In this paper, we provide direct experimental evidence that the non-fluorescent pink and purple chromoproteins (CPs) can indeed act as sunscreens for zooxanthellae by removing parts of the light that might become otherwise harmful.
Furthermore, based on our results, we introduce a model that helps to explain why some corals accumulate exceptionally high amounts of chromoproteins in growing areas, such as branch tips or in the region of healing wounds. These growing areas contain essentially no zooxanthellae, so much of the incident light is reflected by the skeleton instead of being absorbed by the algal pigments. The increased light fluxes in the newly produced tissue represent a potential danger for the zooxanthellae colonising these areas (and the host), which can be mitigated by the host via the light-driven upregulation of CP gene expression. Once the zooxanthellae population is fully established, the light fluxes in the tissue decrease as the algae ?use? most of the light. As a consequence, the CP genes are switched off again which allows the coral to save the energy required for their production.
For your interest, I have attached links to further information below.
With best wishes,
Smith E.G., D?Angelo C., Salih A. and Wiedenmann J. (2013) Screening by coral green fluorescent protein (GFP)-like chromoproteins supports a role in photoprotection of zooxanthellae. Coral Reefs DOI 10.1007/s00338-012-0994-9, 1-12.

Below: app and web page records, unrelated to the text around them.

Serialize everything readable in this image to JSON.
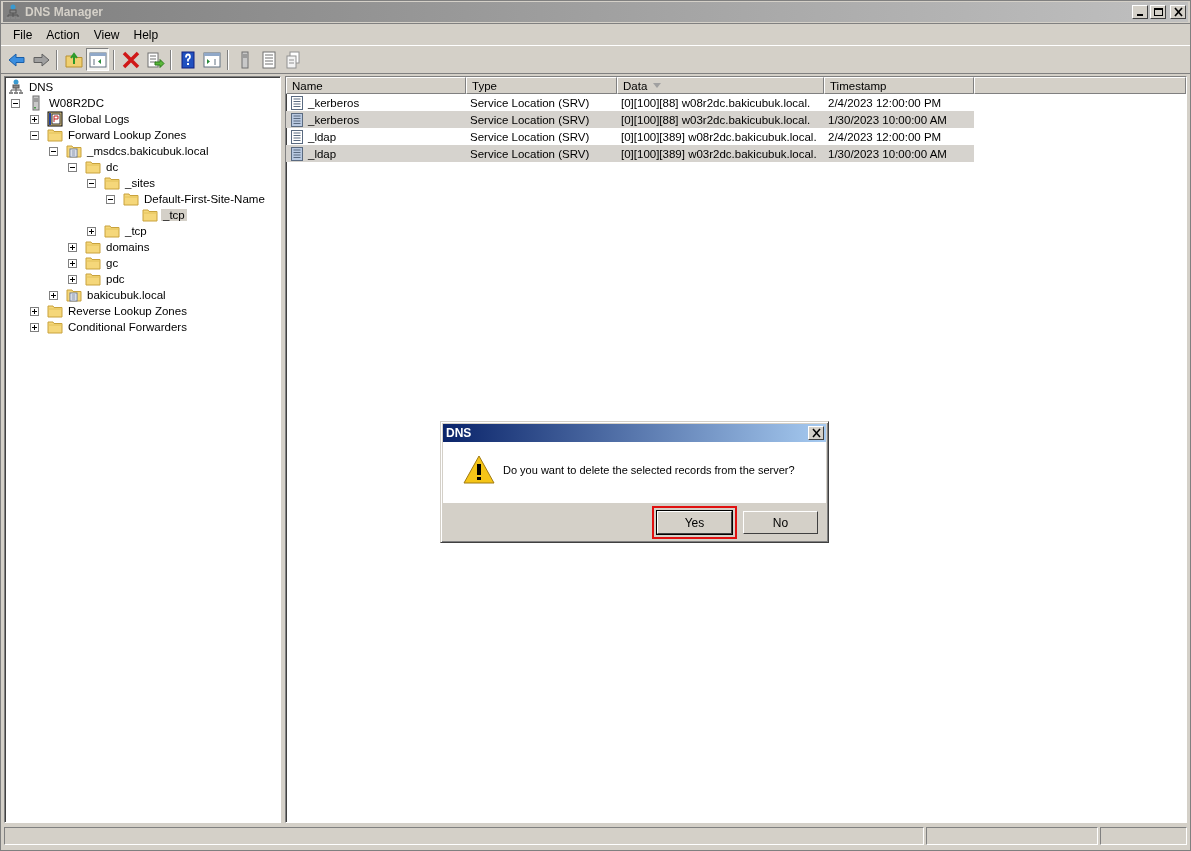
{
  "window": {
    "title": "DNS Manager"
  },
  "menu": [
    "File",
    "Action",
    "View",
    "Help"
  ],
  "toolbar": [
    {
      "buttons": [
        {
          "kind": "back",
          "pressed": false
        },
        {
          "kind": "forward",
          "pressed": false
        }
      ]
    },
    {
      "buttons": [
        {
          "kind": "up",
          "pressed": false
        },
        {
          "kind": "tree",
          "pressed": true
        }
      ]
    },
    {
      "buttons": [
        {
          "kind": "delete",
          "pressed": false
        },
        {
          "kind": "export",
          "pressed": false
        }
      ]
    },
    {
      "buttons": [
        {
          "kind": "help",
          "pressed": false
        },
        {
          "kind": "pane",
          "pressed": false
        }
      ]
    },
    {
      "buttons": [
        {
          "kind": "server",
          "pressed": false
        },
        {
          "kind": "list",
          "pressed": false
        },
        {
          "kind": "copy",
          "pressed": false
        }
      ]
    }
  ],
  "tree": [
    {
      "label": "DNS",
      "kind": "dns",
      "selected": false,
      "children": [
        {
          "label": "W08R2DC",
          "kind": "server",
          "expanded": true,
          "selected": false,
          "children": [
            {
              "label": "Global Logs",
              "kind": "logs",
              "expanded": false,
              "selected": false
            },
            {
              "label": "Forward Lookup Zones",
              "kind": "folder",
              "expanded": true,
              "selected": false,
              "children": [
                {
                  "label": "_msdcs.bakicubuk.local",
                  "kind": "zone",
                  "expanded": true,
                  "selected": false,
                  "children": [
                    {
                      "label": "dc",
                      "kind": "folder",
                      "expanded": true,
                      "selected": false,
                      "children": [
                        {
                          "label": "_sites",
                          "kind": "folder",
                          "expanded": true,
                          "selected": false,
                          "children": [
                            {
                              "label": "Default-First-Site-Name",
                              "kind": "folder",
                              "expanded": true,
                              "selected": false,
                              "children": [
                                {
                                  "label": "_tcp",
                                  "kind": "folder",
                                  "selected": true
                                }
                              ]
                            }
                          ]
                        },
                        {
                          "label": "_tcp",
                          "kind": "folder",
                          "expanded": false,
                          "selected": false
                        }
                      ]
                    },
                    {
                      "label": "domains",
                      "kind": "folder",
                      "expanded": false,
                      "selected": false
                    },
                    {
                      "label": "gc",
                      "kind": "folder",
                      "expanded": false,
                      "selected": false
                    },
                    {
                      "label": "pdc",
                      "kind": "folder",
                      "expanded": false,
                      "selected": false
                    }
                  ]
                },
                {
                  "label": "bakicubuk.local",
                  "kind": "zone",
                  "expanded": false,
                  "selected": false
                }
              ]
            },
            {
              "label": "Reverse Lookup Zones",
              "kind": "folder",
              "expanded": false,
              "selected": false
            },
            {
              "label": "Conditional Forwarders",
              "kind": "folder",
              "expanded": false,
              "selected": false
            }
          ]
        }
      ]
    }
  ],
  "list": {
    "columns": [
      {
        "label": "Name",
        "sorted": false
      },
      {
        "label": "Type",
        "sorted": false
      },
      {
        "label": "Data",
        "sorted": true
      },
      {
        "label": "Timestamp",
        "sorted": false
      }
    ],
    "rows": [
      {
        "name": "_kerberos",
        "type": "Service Location (SRV)",
        "data": "[0][100][88] w08r2dc.bakicubuk.local.",
        "timestamp": "2/4/2023 12:00:00 PM",
        "selected": false
      },
      {
        "name": "_kerberos",
        "type": "Service Location (SRV)",
        "data": "[0][100][88] w03r2dc.bakicubuk.local.",
        "timestamp": "1/30/2023 10:00:00 AM",
        "selected": true
      },
      {
        "name": "_ldap",
        "type": "Service Location (SRV)",
        "data": "[0][100][389] w08r2dc.bakicubuk.local.",
        "timestamp": "2/4/2023 12:00:00 PM",
        "selected": false
      },
      {
        "name": "_ldap",
        "type": "Service Location (SRV)",
        "data": "[0][100][389] w03r2dc.bakicubuk.local.",
        "timestamp": "1/30/2023 10:00:00 AM",
        "selected": true
      }
    ]
  },
  "dialog": {
    "title": "DNS",
    "message": "Do you want to delete the selected records from the server?",
    "buttons": [
      {
        "label": "Yes",
        "default": true,
        "highlighted": true
      },
      {
        "label": "No",
        "default": false,
        "highlighted": false
      }
    ]
  }
}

PD Dr. Joerg Wiedenmann
National Oceanography Centre
University of Southampton, Waterfront Campus
Southampton, SO14 3ZH